As I remember those days, it seems too remote to have happened.
I'm 16 when lightening strikes. Mom is killed at the local, most dangerous highway intersection by a drunk driver on his way home from loosing his job. Of course being drunk, he isn't hurt at all.
Drunks seem to have all the luck while they scythe through life destroying lives. They always seem to get off unharmed by the impact, and in most cases, free from justice. This one didn't though; about a month after he killed Mom, he stuck a pistol in his mouth and ended his sorry, miserable life.
The funeral has been over for three months and Dad has receded into himself. All he does now is run the family business, eat and sleep. Nothing else seems to matter, not even me. My sister and I lost our mother, but he lost his childhood sweetheart and very pretty lifetime companion. My sister and I live on as almost exact duplicates of what she looked like.
Nothing was more perfect than seeing Mom and Dad together. When you saw them walking hand-in-hand, you knew there was never going to be any mid-life crisis to destroy their union. Everything was just too incomparably perfect for that to happen. And then, on a bright day full of hope, came beer bottles and a steering wheel in the hands of a stranger. The grinding crash and the grasping jaws of death dramatically changed the lives of all of us.
Next in memory are the wake, the funeral and the burial. Everything is buried, but all those glorious memories of her. What remained of my universe after that is my 20 year old sister, Dad and myself. Sis is away at college and I am still in high school.
Sis is due home today for the Thanksgiving Holiday, our first to share as three-fourths of a family. Now, instead of Mom cooking most of the day, it will be her daughters in the kitchen trying to remember everything she taught us.

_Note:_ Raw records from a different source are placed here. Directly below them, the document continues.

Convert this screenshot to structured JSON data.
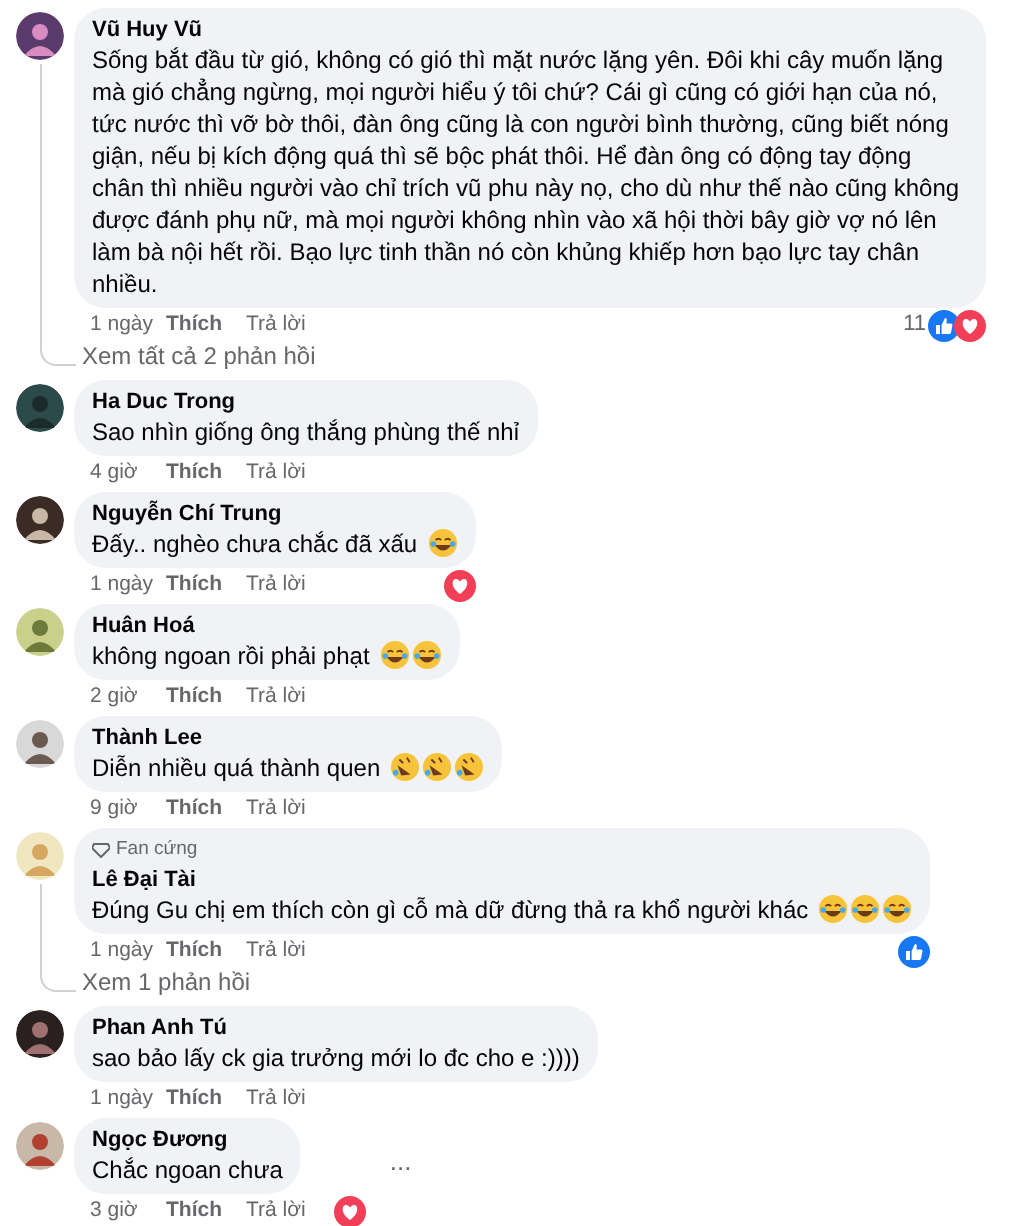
{
  "comments": [
    {
      "name": "Vũ Huy Vũ",
      "text": "Sống bắt đầu từ gió, không có gió thì mặt nước lặng yên. Đôi khi cây muốn lặng mà gió chẳng ngừng, mọi người hiểu ý tôi chứ? Cái gì cũng có giới hạn của nó, tức nước thì vỡ bờ thôi, đàn ông cũng là con người bình thường, cũng biết nóng giận, nếu bị kích động quá thì sẽ bộc phát thôi. Hể đàn ông có động tay động chân thì nhiều người vào chỉ trích vũ phu này nọ, cho dù như thế nào cũng không được đánh phụ nữ, mà mọi người không nhìn vào xã hội thời bây giờ vợ nó lên làm bà nội hết rồi. Bạo lực tinh thần nó còn khủng khiếp hơn bạo lực tay chân nhiều.",
      "time": "1 ngày",
      "like": "Thích",
      "reply": "Trả lời",
      "reaction_count": "11",
      "reactions": [
        {
          "kind": "like"
        },
        {
          "kind": "love"
        }
      ],
      "replies_link": "Xem tất cả 2 phản hồi"
    },
    {
      "name": "Ha Duc Trong",
      "text": "Sao nhìn giống ông thắng phùng thế nhỉ",
      "time": "4 giờ",
      "like": "Thích",
      "reply": "Trả lời"
    },
    {
      "name": "Nguyễn Chí Trung",
      "text": "Đấy.. nghèo chưa chắc đã xấu",
      "emojis": [
        {
          "kind": "tears-of-joy"
        }
      ],
      "time": "1 ngày",
      "like": "Thích",
      "reply": "Trả lời",
      "reactions": [
        {
          "kind": "love"
        }
      ]
    },
    {
      "name": "Huân Hoá",
      "text": "không ngoan rồi phải phạt",
      "emojis": [
        {
          "kind": "tears-of-joy"
        },
        {
          "kind": "tears-of-joy"
        }
      ],
      "time": "2 giờ",
      "like": "Thích",
      "reply": "Trả lời"
    },
    {
      "name": "Thành Lee",
      "text": "Diễn nhiều quá thành quen",
      "emojis": [
        {
          "kind": "rolling-laugh"
        },
        {
          "kind": "rolling-laugh"
        },
        {
          "kind": "rolling-laugh"
        }
      ],
      "time": "9 giờ",
      "like": "Thích",
      "reply": "Trả lời"
    },
    {
      "badge": "Fan cứng",
      "name": "Lê Đại Tài",
      "text": "Đúng Gu chị em thích còn gì cỗ mà dữ đừng thả ra khổ người khác",
      "emojis": [
        {
          "kind": "tears-of-joy"
        },
        {
          "kind": "tears-of-joy"
        },
        {
          "kind": "tears-of-joy"
        }
      ],
      "time": "1 ngày",
      "like": "Thích",
      "reply": "Trả lời",
      "reactions": [
        {
          "kind": "like"
        }
      ],
      "replies_link": "Xem 1 phản hồi"
    },
    {
      "name": "Phan Anh Tú",
      "text": "sao bảo lấy ck gia trưởng mới lo đc cho e :))))",
      "time": "1 ngày",
      "like": "Thích",
      "reply": "Trả lời"
    },
    {
      "name": "Ngọc Đương",
      "text": "Chắc ngoan chưa",
      "more": "...",
      "time": "3 giờ",
      "like": "Thích",
      "reply": "Trả lời",
      "reactions": [
        {
          "kind": "love"
        }
      ]
    }
  ]
}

I hear the squeak of brakes in the driveway, brakes that need replacing before they ruin the rotors and made the job a lot more expensive than necessary. The squeaking brakes are Patty Anne returning home from college where she was a freshman working toward a teaching certificate. I remember when I was 16 and could hardly wait for my big sister to come home for the holiday. When I hear Patty Anne on the stairs, I get up and move to the second-story hall for the expected hug and kissy motions women prefer for greeting and usually perform without command.
Copyright © 2006 Max Ibach